Tanks stationed at a Turkish army position near the Oncupinar crossing gate close to the town of Kilis fire toward the Syria border on Feb. 16. (Bulent Kilic/AFP/Getty Images)

Turkey continued its bombardment of Kurdish forces inside northwestern Syria Tuesday, and expressed “disappointment” in a U.S. response that called on both sides to end hostilities.

U.S. support for the Syrian Kurds, Turkey’s ambassador to Washington Serdar Kilic said in an interview, “is a big strategic mistake . . . it will be regretted, but it will be too late.” The Obama administration, Kilic said in an interview, had put NATO member Turkey and the Kurdish Democratic Union Party, or PYD, “on an equal footing — an ally and a terrorist organization.”

Tensions grew between the United States and Turkey as new challenges arose to a ceasefire agreement reached late last week with Russia and other outside stakeholders in Syria’s civil war.

A meeting chaired by the United States and Russia to arrange for a cessation of hostilities by Friday failed to take place as scheduled Tuesday. At the same time, international condemnation rose in response to charges that Russian bombers struck hospitals and other civilian facilities Monday, killing at least 50 people in and around the city of Aleppo.

Russia denied that its jets were responsible; the Syrian government it backs suggested the strikes were conducted by U.S. warplanes.

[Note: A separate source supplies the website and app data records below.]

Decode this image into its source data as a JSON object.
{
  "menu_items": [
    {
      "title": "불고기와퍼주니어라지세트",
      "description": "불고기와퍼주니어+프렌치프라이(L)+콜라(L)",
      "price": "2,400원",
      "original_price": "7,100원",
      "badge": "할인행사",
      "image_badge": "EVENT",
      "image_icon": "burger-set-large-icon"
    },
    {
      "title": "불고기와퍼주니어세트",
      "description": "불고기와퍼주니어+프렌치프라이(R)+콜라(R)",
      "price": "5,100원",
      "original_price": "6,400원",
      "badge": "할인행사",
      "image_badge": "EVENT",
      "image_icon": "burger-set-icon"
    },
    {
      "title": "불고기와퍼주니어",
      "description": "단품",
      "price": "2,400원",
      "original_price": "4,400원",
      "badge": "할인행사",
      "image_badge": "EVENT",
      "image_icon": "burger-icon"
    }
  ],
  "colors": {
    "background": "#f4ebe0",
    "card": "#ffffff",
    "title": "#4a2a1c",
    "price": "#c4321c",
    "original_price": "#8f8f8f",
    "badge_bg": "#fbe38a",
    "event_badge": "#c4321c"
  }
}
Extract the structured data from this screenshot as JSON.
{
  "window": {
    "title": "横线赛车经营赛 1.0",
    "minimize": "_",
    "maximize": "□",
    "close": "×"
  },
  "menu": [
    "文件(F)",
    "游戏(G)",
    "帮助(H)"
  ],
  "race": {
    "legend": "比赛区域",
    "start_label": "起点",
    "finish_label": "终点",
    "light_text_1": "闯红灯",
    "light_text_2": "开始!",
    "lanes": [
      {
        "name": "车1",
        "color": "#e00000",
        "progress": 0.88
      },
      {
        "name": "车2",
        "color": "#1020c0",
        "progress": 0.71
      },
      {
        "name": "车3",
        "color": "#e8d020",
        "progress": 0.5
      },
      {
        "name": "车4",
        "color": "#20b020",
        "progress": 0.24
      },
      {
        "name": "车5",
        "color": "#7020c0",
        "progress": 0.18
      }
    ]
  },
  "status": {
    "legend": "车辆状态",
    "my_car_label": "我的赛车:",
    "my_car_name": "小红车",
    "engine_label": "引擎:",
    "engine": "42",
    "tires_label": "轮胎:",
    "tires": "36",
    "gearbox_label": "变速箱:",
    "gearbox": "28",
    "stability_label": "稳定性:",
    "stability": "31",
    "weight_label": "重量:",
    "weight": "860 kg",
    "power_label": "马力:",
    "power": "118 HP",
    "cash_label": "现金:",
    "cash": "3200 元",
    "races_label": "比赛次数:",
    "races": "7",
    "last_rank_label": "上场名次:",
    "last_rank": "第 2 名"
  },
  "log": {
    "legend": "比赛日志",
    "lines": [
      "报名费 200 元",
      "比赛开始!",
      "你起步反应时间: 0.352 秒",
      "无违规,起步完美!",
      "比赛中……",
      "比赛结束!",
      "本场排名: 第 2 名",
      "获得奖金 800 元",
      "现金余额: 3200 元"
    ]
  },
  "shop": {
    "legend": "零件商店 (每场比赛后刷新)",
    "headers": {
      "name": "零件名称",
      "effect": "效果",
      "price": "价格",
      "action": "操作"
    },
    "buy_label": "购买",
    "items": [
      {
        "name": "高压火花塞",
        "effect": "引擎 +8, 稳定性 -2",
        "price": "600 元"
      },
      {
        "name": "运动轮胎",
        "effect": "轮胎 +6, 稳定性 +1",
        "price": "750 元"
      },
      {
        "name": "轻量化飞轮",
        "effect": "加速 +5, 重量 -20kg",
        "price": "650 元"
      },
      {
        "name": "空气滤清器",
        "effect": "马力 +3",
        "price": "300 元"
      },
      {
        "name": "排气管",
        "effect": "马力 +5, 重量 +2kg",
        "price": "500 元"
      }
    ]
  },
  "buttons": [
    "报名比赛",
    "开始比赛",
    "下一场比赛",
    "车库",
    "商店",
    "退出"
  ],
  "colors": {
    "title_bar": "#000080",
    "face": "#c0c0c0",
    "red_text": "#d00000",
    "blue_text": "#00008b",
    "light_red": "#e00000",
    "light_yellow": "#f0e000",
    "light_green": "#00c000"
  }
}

A separate part of the agreement, calling on combatants to allow “immediate” humanitarian access to besieged civilian towns and cities in Syria, was also delayed. In an emergency visit to Damascus, U.N. envoy Staffan de Mistura obtained agreement from the government of President Bashar al-Assad to allow aid convoys to enter six besieged areas, a U.N. spokesperson said, and de Mistura suggested that assistance could begin to arrive on Wednesday.

Cross-border Turkish shelling of the PYD’s military forces has added a new dimension to the multi-party fighting in the strategic area between Aleppo and the Turkish border. Turkey considers the PYD to be one and the same as the Kurdistan Worker’s Party, a Turkish separatist group that it and the United States have designated as a terrorist organization.

But the administration has formed an alliance of convenience with the PYD, whose military forces have been useful in the fight against the Islamic State in Syria.

With the help of U.S. airstrikes and air-dropped weaponry, the Syrian Kurds, called the People’s Protection Units, or YPG by its Kurdish acronym, last year cleared the Syria-Turkey border east of the Euphrates River of Islamic State militants. It was the first significant ground victory in the fight against the Islamic State in Syria, and the administration has looked forward to continuing advances by the group.

In response to Turkish sensitivities, however, administration officials pledged to hold the group back from continuing a march westward, across the Euphrates, which would allow it to control the entire 500-mile border.

Turkey now says that pledge has been violated, with YPG forces attempting to take the town of Azaz, along a key opposition supply route four miles from the border, north of Aleppo. The Turks began shelling Kurdish positions Saturday, in response to what they said were artillery strikes on Turkish territory.

Over the weekend, State Department spokesman John Kirby urged both Turkey and the Syrian Kurds to focus on the “common threat” of the Islamic State instead of attacking each other. While urging the Syrian Kurds not to “take advantage of a confused situation,” Kirby imploredTurkey to “cease” firing across the border.

“There is a tremendous disappointment on the part of the Turkish authorities, as well as Turkish public opinion,” Kilic said. “Statements by the U.S. authorities have been misleading the PYD and other elements, who think they have a strong ally in the United States and can do what they want in terms of achieving their objectives.”

In Istanbul, an unnamed Turkish official who briefed reporters Tuesday said that Turkey “wants a ground operation” in Syria, without which, the official said, “it is impossible to stop this war.”

It was unclear whether the official was referring to the insertion of outside ground forces into the civil war, or the fight against the Islamic State. The two conflicts, long separate, have begun to converge in the area between Aleppo and the border.

Last week, Turkey and Saudi Arabia said they were willing to send ground forces to participate in anti-Islamic State operations, but only as part of a larger plan by the U.S.-led coalition against the militants. A unilateral action by the two Sunni Muslim countries would likely exacerbate the increasingly sectarian nature of the civil war.

A small contingent of about 50 U.S. Special Operations forces is already operating inside Syria — coordinating with the Syrian Kurds and Sunni opposition forces — and the administration has called on other nations to contribute.

But Kilic said Turkey has begun to despair that the United States is willing to show “more leadership, more muscle” in Syria, especially in the face of Russian bombing. The administration, he said, “didn’t respond decisively” when Russia annexed the Crimea from Ukraine, or when government forces used chemical weapons against Syrian civilians. “We are losing,” he said of the situation in Syria.